The two most common critiques of a one-state solution are that it is a recipe for massive bloodshed and that it is impossible to implement. Either or both positions are taken not just by frothing Zionist apologists like Alan Dershowitz but also by well-intentioned observers. Announcing the “death” of the Oxford Union, Dershowitz claimed that the “so-called one-state solution is simply a way of achieving by demography what the Arab world has failed to achieve by military attacks.”  “Demography” is the polite word for “people.” With rhetoric that any self-respecting racial supremacist would be proud of, the Palestinians are individually and collectively categorised as a threat.
Moreover, it is grossly disingenuous to apocalyptically predict a future one-state solution as guaranteeing a bloodbath or “anti-Jew genocide.” There already is “one state” and the remaining question, and real debate, is over its character. Will different laws and rights continue to be afforded to people on the basis of their ethnicity? Will it be an exclusivist, apartheid state — or a democracy where Jews are no more privileged than Palestinians?
Far from being an idealistic fantasy, the practicalities for a single state are continuously detailed and debated by specialists in their fields. This weekend (17-18 November) SOAS will host a conference in London organized by the One State Group called Challenging the Boundaries. Panels of academics and activists will “attempt to unpack” concepts like bi-nationalism, federalism, multiculturalism in order to “contribute to the long process of engineering a new political landscape that would not rely on imposed exclusivism of any type.” 
Those scheduled to appear at the conference include professors of history, geography, development and political science. Many, such as Ilan Pappe, Joseph Massad, Nur Masalha, Tikva Honig-Parnass, Ali Abunimah and Ghada Karmi, have already written on the ethical imperative and the practical feasibility of the one-state model. Other widely available books include Joel Kovel’s Overcoming Zionism, Jamil Hilal’s Where Now for Palestine? and Virginia Tilley’s The One-State Solution.
To say that the “one-state solution” is impractical or equals the “destruction” of Israel is poorly concealed code for defending the indefensible and a recipe for continual conflict in a land it is impossible to partition. It is to maintain, against the odds, the Zionist fiction that Palestine was a land without a people for a people without a land. It is to entertain the fantasy that the occupied territories so comprehensively colonized by Israel can become a “Palestinian state” which isn’t apartheid in name only.
 See Ghada Karmi’s piece on Comment is Free and the following post on Jews Sans Frontieres for some of the allegations and counter-allegations that were put forward.
 Israeli MK Benny Elon’s “Right Road to Peace” and Mexican-born American businessman Daniel Lubetzky’s “OneVoice Movement” are two such examples.

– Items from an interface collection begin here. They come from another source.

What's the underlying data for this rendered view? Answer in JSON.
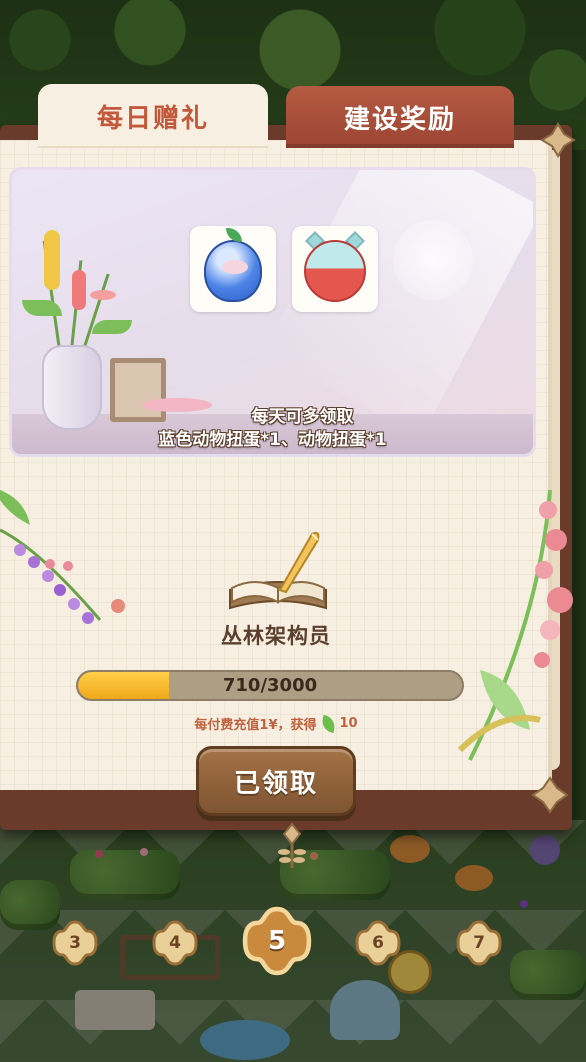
{
  "tabs": [
    {
      "label": "每日赠礼",
      "active": true
    },
    {
      "label": "建设奖励",
      "active": false
    }
  ],
  "daily_gift": {
    "items": [
      {
        "name": "blue-animal-gacha-egg-icon"
      },
      {
        "name": "animal-gacha-egg-icon"
      }
    ],
    "description_line1": "每天可多领取",
    "description_line2": "蓝色动物扭蛋*1、动物扭蛋*1"
  },
  "achievement": {
    "title": "丛林架构员",
    "progress_text": "710/3000",
    "progress_fraction": 0.2367,
    "recharge_prefix": "每付费充值1¥，获得",
    "reward_amount": "10",
    "reward_icon": "leaf-icon"
  },
  "claim_button": {
    "label": "已领取"
  },
  "levels": [
    {
      "number": "3",
      "current": false
    },
    {
      "number": "4",
      "current": false
    },
    {
      "number": "5",
      "current": true
    },
    {
      "number": "6",
      "current": false
    },
    {
      "number": "7",
      "current": false
    }
  ],
  "colors": {
    "tab_active_text": "#c2593a",
    "tab_inactive_bg": "#b55a42",
    "panel_bg": "#f6efe2",
    "progress_fill": "#f0a81a",
    "button_bg": "#7e5431",
    "recharge_text": "#c0623d"
  }
}
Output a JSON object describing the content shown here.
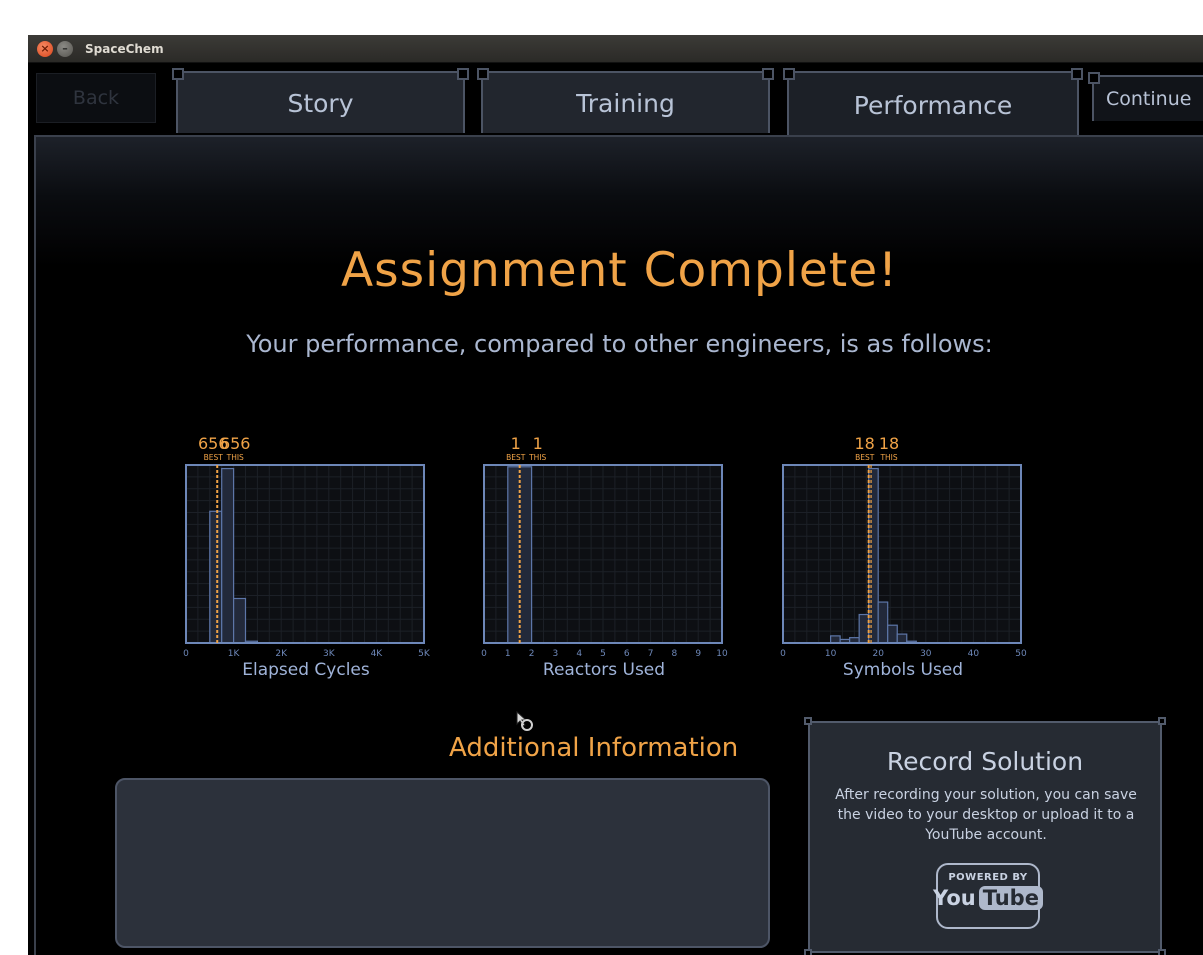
{
  "window": {
    "title": "SpaceChem"
  },
  "tabs": {
    "back": "Back",
    "story": "Story",
    "training": "Training",
    "performance": "Performance",
    "continue": "Continue"
  },
  "panel": {
    "headline": "Assignment Complete!",
    "subtitle": "Your performance, compared to other engineers, is as follows:"
  },
  "colors": {
    "accent": "#f0a347",
    "text": "#aab7d0",
    "chart_border": "#6d87b8"
  },
  "chart_data": [
    {
      "type": "bar",
      "caption": "Elapsed Cycles",
      "xlim": [
        0,
        5000
      ],
      "ticks": [
        {
          "v": 0,
          "label": "0"
        },
        {
          "v": 1000,
          "label": "1K"
        },
        {
          "v": 2000,
          "label": "2K"
        },
        {
          "v": 3000,
          "label": "3K"
        },
        {
          "v": 4000,
          "label": "4K"
        },
        {
          "v": 5000,
          "label": "5K"
        }
      ],
      "bin_width": 250,
      "bins": [
        {
          "x": 500,
          "h": 0.74
        },
        {
          "x": 750,
          "h": 0.98
        },
        {
          "x": 1000,
          "h": 0.25
        },
        {
          "x": 1250,
          "h": 0.01
        }
      ],
      "best": 656,
      "this": 656,
      "best_label": "656",
      "this_label": "656",
      "best_caption": "BEST",
      "this_caption": "THIS"
    },
    {
      "type": "bar",
      "caption": "Reactors Used",
      "xlim": [
        0,
        10
      ],
      "ticks": [
        {
          "v": 0,
          "label": "0"
        },
        {
          "v": 1,
          "label": "1"
        },
        {
          "v": 2,
          "label": "2"
        },
        {
          "v": 3,
          "label": "3"
        },
        {
          "v": 4,
          "label": "4"
        },
        {
          "v": 5,
          "label": "5"
        },
        {
          "v": 6,
          "label": "6"
        },
        {
          "v": 7,
          "label": "7"
        },
        {
          "v": 8,
          "label": "8"
        },
        {
          "v": 9,
          "label": "9"
        },
        {
          "v": 10,
          "label": "10"
        }
      ],
      "bin_width": 1,
      "bins": [
        {
          "x": 1,
          "h": 0.99
        }
      ],
      "best": 1.5,
      "this": 1.5,
      "best_label": "1",
      "this_label": "1",
      "best_caption": "BEST",
      "this_caption": "THIS"
    },
    {
      "type": "bar",
      "caption": "Symbols Used",
      "xlim": [
        0,
        50
      ],
      "ticks": [
        {
          "v": 0,
          "label": "0"
        },
        {
          "v": 10,
          "label": "10"
        },
        {
          "v": 20,
          "label": "20"
        },
        {
          "v": 30,
          "label": "30"
        },
        {
          "v": 40,
          "label": "40"
        },
        {
          "v": 50,
          "label": "50"
        }
      ],
      "bin_width": 2,
      "bins": [
        {
          "x": 10,
          "h": 0.04
        },
        {
          "x": 12,
          "h": 0.02
        },
        {
          "x": 14,
          "h": 0.03
        },
        {
          "x": 16,
          "h": 0.16
        },
        {
          "x": 18,
          "h": 0.98
        },
        {
          "x": 20,
          "h": 0.23
        },
        {
          "x": 22,
          "h": 0.1
        },
        {
          "x": 24,
          "h": 0.05
        },
        {
          "x": 26,
          "h": 0.01
        }
      ],
      "best": 18,
      "this": 18.5,
      "best_label": "18",
      "this_label": "18",
      "best_caption": "BEST",
      "this_caption": "THIS"
    }
  ],
  "additional": {
    "title": "Additional Information"
  },
  "record": {
    "title": "Record Solution",
    "description": "After recording your solution, you can save the video to your desktop or upload it to a YouTube account.",
    "powered_by": "POWERED BY",
    "you": "You",
    "tube": "Tube"
  }
}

 Eyal Weizman, Hollow Land: Israel’s Architecture of Occupation (Verso 2007), p.121.
4  Alan M. Dershowitz, “Oxford Union is Dead,” Front Page Magazine http://www.frontpagemag.com/Articles/
Published in Electronic Intifada.